Are you considering converting a room in your home into a state-of-the-art home theater? Home theaters are enjoying increasing popularity because they give you and your family the feeling of going to the movies without leaving your house.
If you are thinking about investing in a home theater, you likely want to get the biggest screen possible. It is important to pick a size that is large but not overwhelming for the size of your space. For example, think of walking into an IMAX theater. Although the size of the screen feels daunting, it is not too overwhelming because of the size of the room. Therefore deciding what size projector screen you need for your home theater depends on the size of the room you’re putting it in.
Home Theater Screen Size Options
In addition, the size of your screen could also be limited by the type of projector you use and where it is placed. If it’s mounted in a specific place, your screen size will be determined by the projector’s zoom range. A short throw projector can make a larger screen in a smaller space, usually encompassing a distance of 3 to 8 feet. A long throw projector can throw an image across rooms as large as conference rooms or university lecture halls. To determine the right distance between projector and screen, you can use the 2:1 ratio. For every foot of image width, your projector should be 2 feet away from the screen. If you have a screen that’s 100 inches wide, that’s 8.3 feet. 8.3 multiplied by 2 is 16.67 feet, which means your projector should be about 17 feet away from the screen.
Home Theater Screen Options
Finally, you need to decide what type of screen you want for your home theater. You may have heard of the term aspect ratio, also known as format, which is the ratio of width to height of a rectangle. Before flat-screen TVs, the movies you saw on your TV were formatted from the aspect ratio it had when it ran in theaters into an aspect ratio that fit the screen on your television. Virtually all flat-screen smart TVs today come with a 16:9 widescreen ratio. Movies are most commonly presented in a 2.40:1 aspect ratio, though about 20% are presented in a 1.85:1 aspect ratio. If movies are the primary content you’ll be watching in your home theater, you should go with a 2.40:1 aspect ratio. If you’re interested in hosting sports watch parties, a 16:9 ratio is probably a better fit.

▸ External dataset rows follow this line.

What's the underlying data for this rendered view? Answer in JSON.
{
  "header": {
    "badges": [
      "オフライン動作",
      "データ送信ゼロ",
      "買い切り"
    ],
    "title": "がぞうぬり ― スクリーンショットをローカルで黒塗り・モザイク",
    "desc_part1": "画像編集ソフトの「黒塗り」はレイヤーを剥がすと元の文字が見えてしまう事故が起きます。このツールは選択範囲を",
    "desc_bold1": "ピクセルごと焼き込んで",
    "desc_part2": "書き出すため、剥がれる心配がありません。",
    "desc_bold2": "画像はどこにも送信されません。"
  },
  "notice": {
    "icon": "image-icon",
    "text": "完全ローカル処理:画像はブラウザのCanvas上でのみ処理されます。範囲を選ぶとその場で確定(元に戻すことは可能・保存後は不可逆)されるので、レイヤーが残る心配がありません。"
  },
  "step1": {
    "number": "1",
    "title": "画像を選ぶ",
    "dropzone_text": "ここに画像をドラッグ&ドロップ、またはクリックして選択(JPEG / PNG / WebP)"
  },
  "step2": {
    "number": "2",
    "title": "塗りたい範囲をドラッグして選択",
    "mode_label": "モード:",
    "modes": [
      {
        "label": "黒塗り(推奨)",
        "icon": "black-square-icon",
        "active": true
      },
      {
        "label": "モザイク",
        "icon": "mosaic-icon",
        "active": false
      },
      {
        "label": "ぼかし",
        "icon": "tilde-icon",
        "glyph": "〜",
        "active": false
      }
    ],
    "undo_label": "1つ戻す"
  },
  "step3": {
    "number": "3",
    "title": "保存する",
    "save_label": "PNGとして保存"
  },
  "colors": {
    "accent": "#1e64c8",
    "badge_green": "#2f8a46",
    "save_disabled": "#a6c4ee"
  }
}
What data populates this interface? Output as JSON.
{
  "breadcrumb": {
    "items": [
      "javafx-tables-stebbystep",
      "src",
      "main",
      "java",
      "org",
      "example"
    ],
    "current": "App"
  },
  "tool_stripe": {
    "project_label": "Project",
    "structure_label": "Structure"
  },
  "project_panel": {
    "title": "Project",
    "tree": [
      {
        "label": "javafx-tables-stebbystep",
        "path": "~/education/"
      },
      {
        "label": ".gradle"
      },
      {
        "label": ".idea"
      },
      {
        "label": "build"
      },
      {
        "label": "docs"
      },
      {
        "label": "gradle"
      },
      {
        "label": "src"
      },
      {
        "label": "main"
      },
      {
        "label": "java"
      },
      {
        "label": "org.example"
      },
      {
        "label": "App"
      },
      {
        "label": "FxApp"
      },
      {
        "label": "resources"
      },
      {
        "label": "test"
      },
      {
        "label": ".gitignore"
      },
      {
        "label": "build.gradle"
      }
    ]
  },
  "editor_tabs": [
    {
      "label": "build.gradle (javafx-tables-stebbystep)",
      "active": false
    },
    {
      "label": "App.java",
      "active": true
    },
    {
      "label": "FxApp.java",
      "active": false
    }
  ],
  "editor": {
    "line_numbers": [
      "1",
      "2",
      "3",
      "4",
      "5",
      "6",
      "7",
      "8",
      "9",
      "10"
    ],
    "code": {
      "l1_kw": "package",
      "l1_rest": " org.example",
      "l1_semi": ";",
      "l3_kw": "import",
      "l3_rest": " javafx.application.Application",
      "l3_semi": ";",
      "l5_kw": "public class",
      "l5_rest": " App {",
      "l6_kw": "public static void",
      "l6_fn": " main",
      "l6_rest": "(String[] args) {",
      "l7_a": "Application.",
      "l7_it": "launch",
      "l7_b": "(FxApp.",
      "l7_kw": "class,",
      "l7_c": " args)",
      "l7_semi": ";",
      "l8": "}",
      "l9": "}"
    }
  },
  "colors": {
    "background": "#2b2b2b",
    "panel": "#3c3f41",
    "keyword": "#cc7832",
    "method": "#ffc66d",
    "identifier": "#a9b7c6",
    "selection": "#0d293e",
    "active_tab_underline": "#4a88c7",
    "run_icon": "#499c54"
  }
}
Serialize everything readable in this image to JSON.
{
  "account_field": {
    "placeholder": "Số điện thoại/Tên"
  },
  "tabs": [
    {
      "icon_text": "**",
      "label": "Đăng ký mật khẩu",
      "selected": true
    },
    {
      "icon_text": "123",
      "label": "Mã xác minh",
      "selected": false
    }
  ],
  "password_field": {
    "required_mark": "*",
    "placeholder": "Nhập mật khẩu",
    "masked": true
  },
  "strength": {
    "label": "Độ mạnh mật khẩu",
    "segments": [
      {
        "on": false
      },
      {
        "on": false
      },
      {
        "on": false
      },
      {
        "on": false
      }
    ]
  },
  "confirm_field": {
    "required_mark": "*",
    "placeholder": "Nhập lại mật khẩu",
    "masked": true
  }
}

Home Theater Audio Options
We recommend beginning your home theater audio system with a 5.1 channel system to give you a full-surround experience — 5 being the number of speakers and 1 being the number of subwoofers. The two most popular speaker systems are Dolby Digital, the most commonly used speaker in movie theaters, and DTS, which is considered to be marginally above Dolby Digital in terms of sounding more realistic. For an even better audio experience, consider Dolby Atmos, which creates 3D sound by pushing specific audio to specific speakers. If you decide to upgrade in the future, consider a 6.1, 7.1, 7.2, or 9.1, for an even better experience. These numbers indicate the ratio of speakers to subwoofers found in the speaker system.
Home Theater Seating Arrangement Options
Finally, you need to think about how many seats can fit in the room and remember there should be a good space between the screen and the first row of seats. The proper space between the first row of seats and the screen should be twice the height of the screen to avoid discomfort. At five or six times the screen height, the screen might start to feel too small, making the ideal distance between the best seat and the screen somewhere in the middle.
Setting up a home movie theater can be a complex endeavor, and if you don’t have experience, there’s a lot of guesswork involved. You can eliminate that guesswork by partnering with
Aaron’s Home Tech. Give us a call today, and we’ll help you create the perfect home theater experience. We’ll measure the dimensions of your theater and help you determine the best seating so you and your family can relax and enjoy the show.